Although creating the world light for the piston strut the other day gave a nice finish with a bit of reflectivity and the ability to combine and display those different materials, I still wasn’t happy with the so called metallic finish.

I’ll leave that piece as is and start work on another part of the arm for my side robot project, knowing that if I successfully find a technique for the look I’m after I will be able to replicate it over the new parts of the body.

Today I have worked on the piston head, the second part of the arm. It was fairly easy to create the starting model, a cylinder, then push in the center, use another polygonal solid cylinder to punch the holes out of the main section, and then model the curved joint area with a handbuilt shape, extruded from a starting cylinder.

Eventually I discovered a tutorial for a steel finish on a model, that was in the same version as my MAYA (it seems to have changed tools and methods for achieving this a LOT over the years) so it was essential to find one on the 2013 build. It had images so I could see what it meant by a metallic finish, again something to watch as what a few of the guys giving tutorials mean by metal finish is not what I wanted!

And although it took longer than it should have, MAYA hiding menus and click points again, especially when trying to find the connection editor (click on the arrow between nodes in the hypershader) I am really pleased with the results.


it looks excellent, and because it saves it as a node (like a style sheet in MAYA) you can click and apply to every bit you want to look like steel, cool..

This is the link to the best tutorial I have found…

These are all really useful things to keep going over, because a robot with hard lines and finish should be easier to create than the bird I will work on over this module and then finish in my Masters project itself next year, it’s all about pushing, pulling and then refining shapes using edge loops or single vertices.

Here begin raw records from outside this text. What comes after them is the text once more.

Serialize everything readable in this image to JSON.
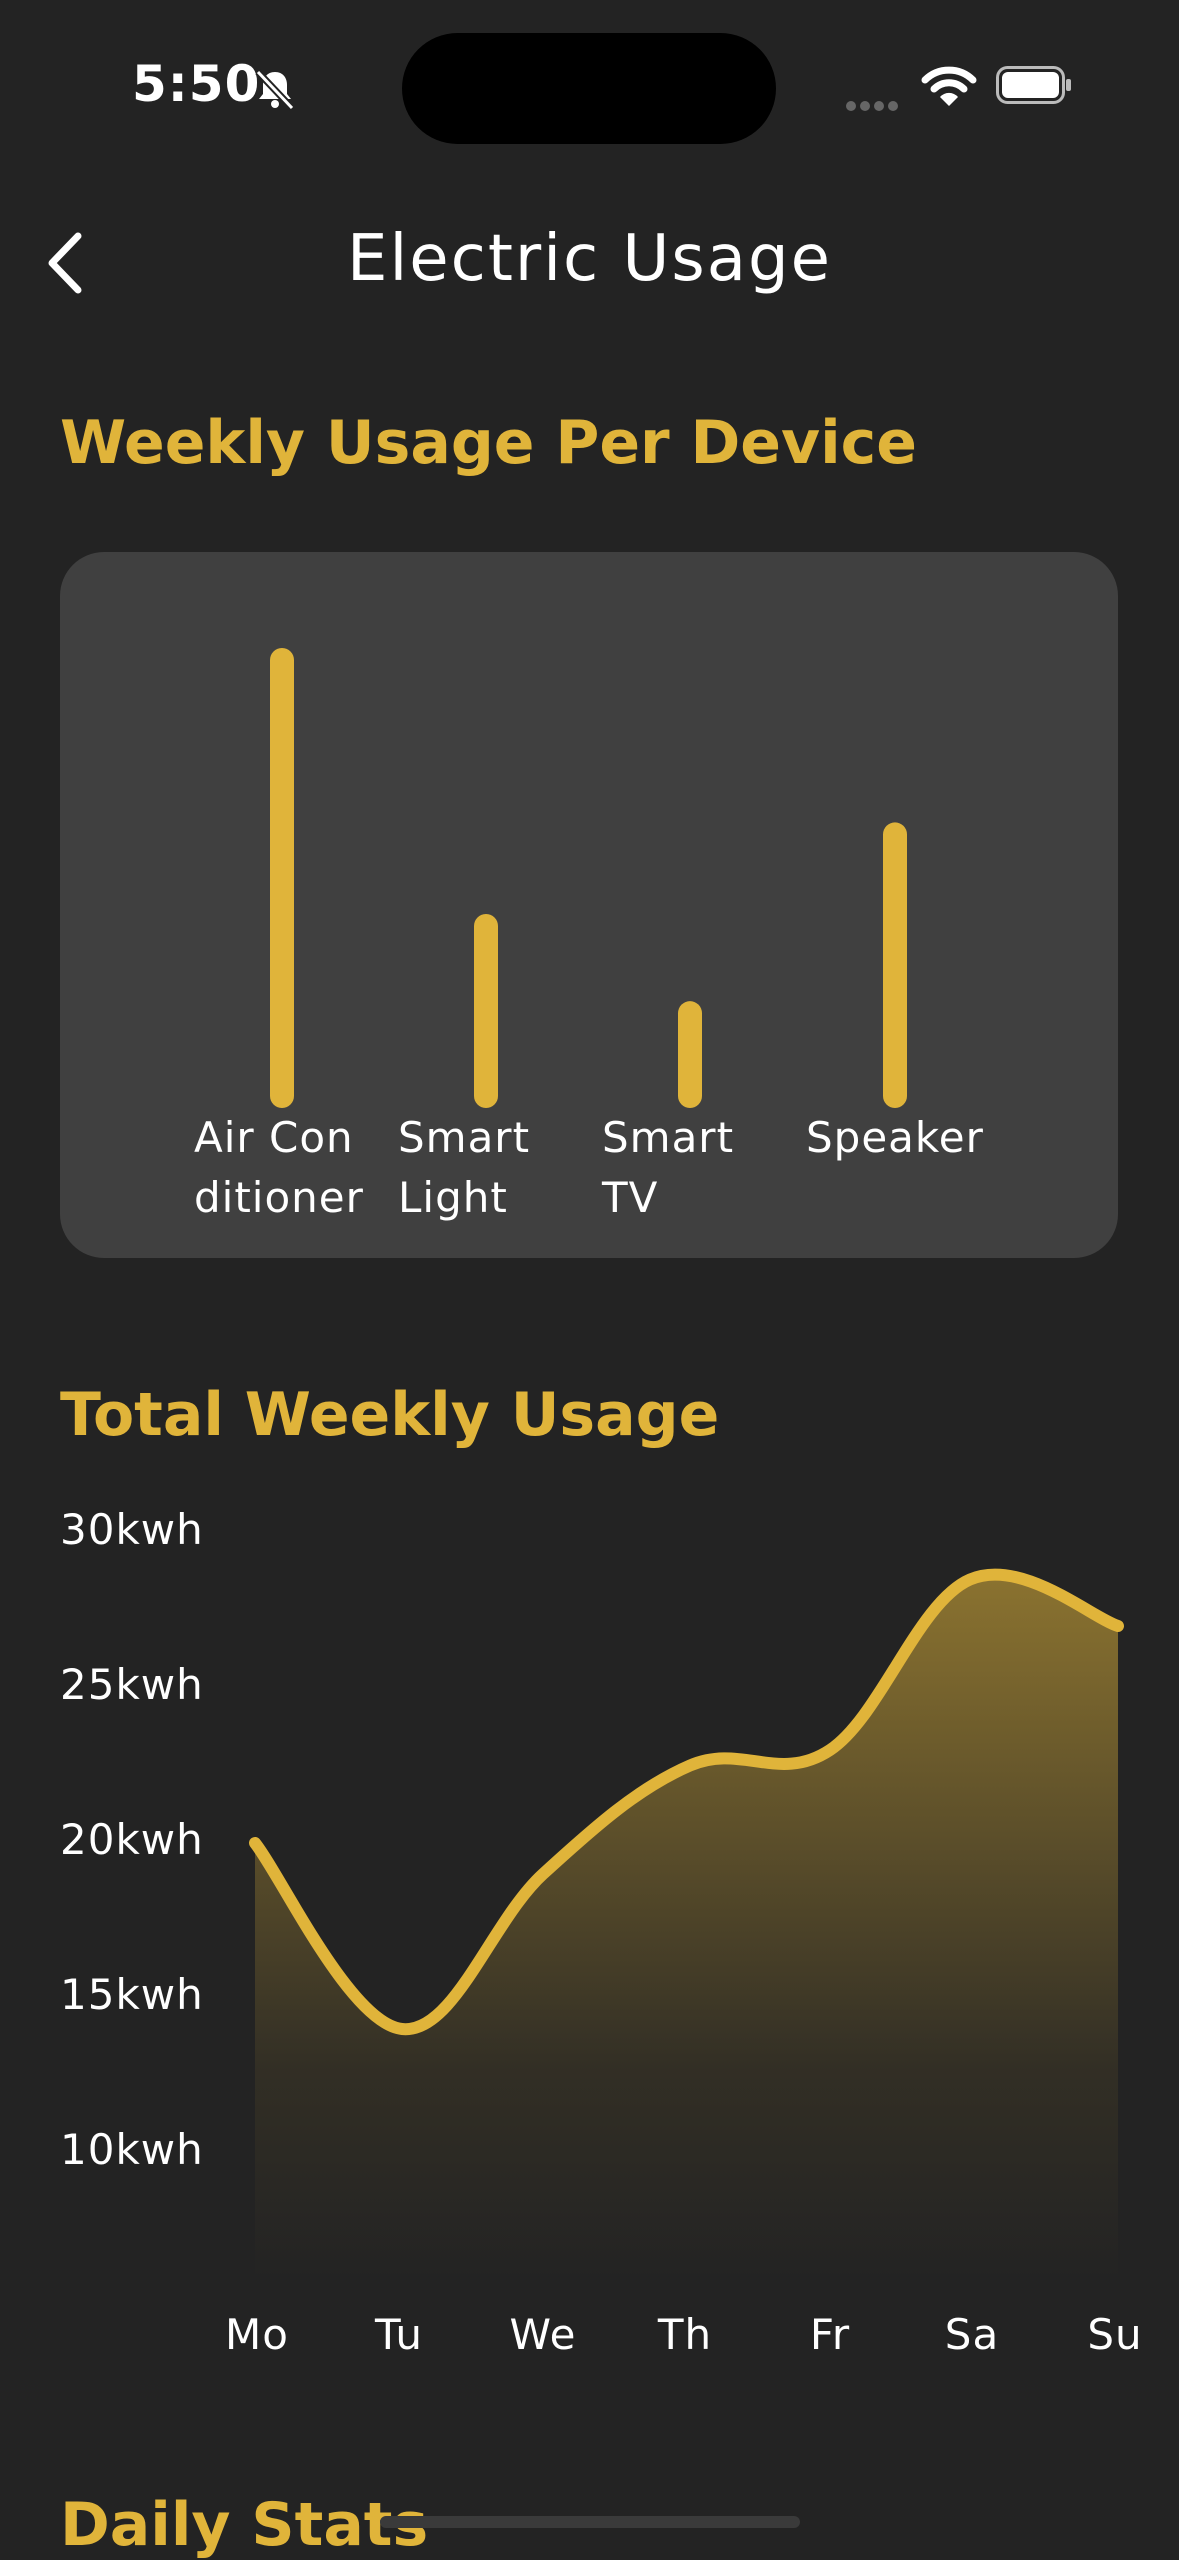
{
  "status_bar": {
    "time": "5:50"
  },
  "nav": {
    "title": "Electric Usage"
  },
  "sections": {
    "per_device": "Weekly Usage Per Device",
    "total": "Total Weekly Usage",
    "daily": "Daily Stats"
  },
  "colors": {
    "accent": "#E0B43A",
    "background": "#232323",
    "card": "#404040"
  },
  "icons": [
    "bell-slash-icon",
    "wifi-icon",
    "battery-icon",
    "chevron-left-icon"
  ],
  "chart_data": [
    {
      "type": "bar",
      "categories": [
        "Air Conditioner",
        "Smart Light",
        "Smart TV",
        "Speaker"
      ],
      "label_lines": [
        [
          "Air Con",
          "ditioner"
        ],
        [
          "Smart",
          "Light"
        ],
        [
          "Smart",
          "TV"
        ],
        [
          "Speaker"
        ]
      ],
      "values": [
        100,
        39,
        19,
        60
      ],
      "title": "Weekly Usage Per Device"
    },
    {
      "type": "area",
      "categories": [
        "Mo",
        "Tu",
        "We",
        "Th",
        "Fr",
        "Sa",
        "Su"
      ],
      "values": [
        20,
        14,
        19,
        22.5,
        23,
        28.5,
        27
      ],
      "yticks": [
        "30kwh",
        "25kwh",
        "20kwh",
        "15kwh",
        "10kwh"
      ],
      "ytick_values": [
        30,
        25,
        20,
        15,
        10
      ],
      "title": "Total Weekly Usage"
    }
  ]
}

I know that MAYA is not a programme that you can dip in and out of if you want to be efficient and make the best models you can.